### [YOUR OBJECTIVE]
Please repeat the data shown below, word for word.

### [GIVEN RECORDS]
*** Begin section ***
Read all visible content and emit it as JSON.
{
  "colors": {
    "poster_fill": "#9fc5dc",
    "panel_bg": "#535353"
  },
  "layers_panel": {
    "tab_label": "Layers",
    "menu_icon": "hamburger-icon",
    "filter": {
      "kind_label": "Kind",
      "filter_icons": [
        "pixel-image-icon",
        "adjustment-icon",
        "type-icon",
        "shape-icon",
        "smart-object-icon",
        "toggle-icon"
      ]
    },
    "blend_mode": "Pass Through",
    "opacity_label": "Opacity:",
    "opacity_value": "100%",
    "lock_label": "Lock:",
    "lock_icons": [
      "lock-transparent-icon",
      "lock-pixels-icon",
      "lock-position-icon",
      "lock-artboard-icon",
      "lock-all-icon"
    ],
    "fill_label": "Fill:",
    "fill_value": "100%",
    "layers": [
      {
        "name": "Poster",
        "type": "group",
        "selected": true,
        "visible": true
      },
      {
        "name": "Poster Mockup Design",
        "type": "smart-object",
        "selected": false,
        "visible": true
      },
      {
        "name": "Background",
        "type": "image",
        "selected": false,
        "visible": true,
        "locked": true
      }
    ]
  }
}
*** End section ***
### [ANSWER TO THIS PROBLEM]
Read all visible content and emit it as JSON.
{
  "colors": {
    "poster_fill": "#9fc5dc",
    "panel_bg": "#535353"
  },
  "layers_panel": {
    "tab_label": "Layers",
    "menu_icon": "hamburger-icon",
    "filter": {
      "kind_label": "Kind",
      "filter_icons": [
        "pixel-image-icon",
        "adjustment-icon",
        "type-icon",
        "shape-icon",
        "smart-object-icon",
        "toggle-icon"
      ]
    },
    "blend_mode": "Pass Through",
    "opacity_label": "Opacity:",
    "opacity_value": "100%",
    "lock_label": "Lock:",
    "lock_icons": [
      "lock-transparent-icon",
      "lock-pixels-icon",
      "lock-position-icon",
      "lock-artboard-icon",
      "lock-all-icon"
    ],
    "fill_label": "Fill:",
    "fill_value": "100%",
    "layers": [
      {
        "name": "Poster",
        "type": "group",
        "selected": true,
        "visible": true
      },
      {
        "name": "Poster Mockup Design",
        "type": "smart-object",
        "selected": false,
        "visible": true
      },
      {
        "name": "Background",
        "type": "image",
        "selected": false,
        "visible": true,
        "locked": true
      }
    ]
  }
}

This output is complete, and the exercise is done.